I baked this very large, rustic Italian loaf (pagnotta) a couple weeks ago from Daniel Leader’s wonderful new book, Local Breads, page 197. He states that it is to bake until almost black or charred for the most authentic loaf. I didn’t go quite that far but you can see it developed a lot of color which I always prefer in my loaves.
I generally don’t bake the large boules since there are only two of us rather I prefer to divide a larger recipe and make more loaves so I can share them. At any rate, I wanted to try the large boule and it was quite an impressive loaf. (It reminded me of a fully expanded Jiffy Pop for those of you that can relate to that visual.)
It is renowned in Italy for its great keeping quality, staying fresh up to 7 days. Unfortunately, ours was not entirely eaten, I hate to admit, but it did allow me to see just how long it stays moist and fresh as is its reputation. Nearly 10 days after baking it I was shocked to see that the bread still appeared very moist and had no signs of mold having been kept at room temperature in a KAF bread bag.
The recipe uses a biga naturale which Leader calls “Italian sourdough” and also uses a very small amount of commercial yeast. I’m not sure why the instant yeast is there but that is the recipe. I do not add commercial yeast to my sourdoughs but I wanted to bake it the first time following the recipe. I would really like to try it again without the addition of the instant yeast to see what happens.
The flour in the recipe, except for the sourdough, is all high gluten for which I used Sir Lancelot high gluten flour. The bran sprinkled on the top makes a really beautiful loaf although it is very messy to cut but very well worth it. I would like to incorporate that in other loaves for the beautiful texture it creates.
The crumb had a beautiful color and texture.

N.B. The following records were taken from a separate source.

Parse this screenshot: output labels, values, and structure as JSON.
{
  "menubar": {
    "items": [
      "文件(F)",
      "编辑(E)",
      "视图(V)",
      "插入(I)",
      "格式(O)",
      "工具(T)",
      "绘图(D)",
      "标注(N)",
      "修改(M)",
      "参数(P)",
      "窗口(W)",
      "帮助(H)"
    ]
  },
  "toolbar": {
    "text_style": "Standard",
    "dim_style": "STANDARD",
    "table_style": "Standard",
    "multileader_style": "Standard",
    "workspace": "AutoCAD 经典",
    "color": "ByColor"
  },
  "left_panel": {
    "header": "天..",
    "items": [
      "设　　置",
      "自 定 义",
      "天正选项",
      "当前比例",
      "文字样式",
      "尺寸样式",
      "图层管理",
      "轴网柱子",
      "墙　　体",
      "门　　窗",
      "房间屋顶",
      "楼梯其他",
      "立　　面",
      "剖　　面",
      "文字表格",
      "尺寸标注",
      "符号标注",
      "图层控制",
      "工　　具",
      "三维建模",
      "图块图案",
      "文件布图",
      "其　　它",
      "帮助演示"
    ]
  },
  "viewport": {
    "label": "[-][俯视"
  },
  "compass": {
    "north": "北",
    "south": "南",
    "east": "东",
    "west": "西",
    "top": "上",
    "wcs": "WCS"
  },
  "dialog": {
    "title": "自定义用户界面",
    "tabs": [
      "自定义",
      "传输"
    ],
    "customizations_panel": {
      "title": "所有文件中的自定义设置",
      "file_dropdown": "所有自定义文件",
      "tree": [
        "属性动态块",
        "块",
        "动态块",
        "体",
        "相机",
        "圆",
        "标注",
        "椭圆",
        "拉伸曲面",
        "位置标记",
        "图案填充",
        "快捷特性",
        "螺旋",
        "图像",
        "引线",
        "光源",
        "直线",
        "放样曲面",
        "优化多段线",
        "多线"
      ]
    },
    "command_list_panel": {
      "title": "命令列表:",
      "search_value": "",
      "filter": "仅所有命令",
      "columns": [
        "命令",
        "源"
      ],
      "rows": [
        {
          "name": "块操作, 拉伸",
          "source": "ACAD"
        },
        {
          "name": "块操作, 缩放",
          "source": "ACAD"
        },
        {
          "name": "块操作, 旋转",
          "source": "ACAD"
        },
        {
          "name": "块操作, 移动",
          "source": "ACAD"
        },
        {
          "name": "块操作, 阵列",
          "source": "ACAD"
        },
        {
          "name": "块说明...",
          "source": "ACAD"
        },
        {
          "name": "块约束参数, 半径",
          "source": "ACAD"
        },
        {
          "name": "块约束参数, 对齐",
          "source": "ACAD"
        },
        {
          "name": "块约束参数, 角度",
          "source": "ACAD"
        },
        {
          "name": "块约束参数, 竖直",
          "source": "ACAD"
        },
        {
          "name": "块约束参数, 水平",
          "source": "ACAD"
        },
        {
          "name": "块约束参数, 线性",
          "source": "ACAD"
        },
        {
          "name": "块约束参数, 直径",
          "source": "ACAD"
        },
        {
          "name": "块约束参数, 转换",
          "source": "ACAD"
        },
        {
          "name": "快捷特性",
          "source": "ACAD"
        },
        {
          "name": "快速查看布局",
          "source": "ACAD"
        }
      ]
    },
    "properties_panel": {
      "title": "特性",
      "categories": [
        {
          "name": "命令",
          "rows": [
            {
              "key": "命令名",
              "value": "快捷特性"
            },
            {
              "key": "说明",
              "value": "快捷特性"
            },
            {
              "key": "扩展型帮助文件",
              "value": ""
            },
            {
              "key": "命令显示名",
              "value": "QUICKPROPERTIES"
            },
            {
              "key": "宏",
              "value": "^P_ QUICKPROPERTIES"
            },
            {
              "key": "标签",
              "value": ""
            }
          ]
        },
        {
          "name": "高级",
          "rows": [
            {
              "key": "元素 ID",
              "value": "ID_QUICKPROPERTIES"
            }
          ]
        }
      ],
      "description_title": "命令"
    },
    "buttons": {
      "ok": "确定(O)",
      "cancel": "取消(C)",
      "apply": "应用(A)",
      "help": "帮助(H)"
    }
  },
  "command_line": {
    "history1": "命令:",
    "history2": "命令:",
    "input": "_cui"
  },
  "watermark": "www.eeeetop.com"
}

The Genzano Country Bread was a lot of fun to bake, wonderful tasting and seems an easy recipe for a great boule. I hope you give it a try.
More photos can be seen here: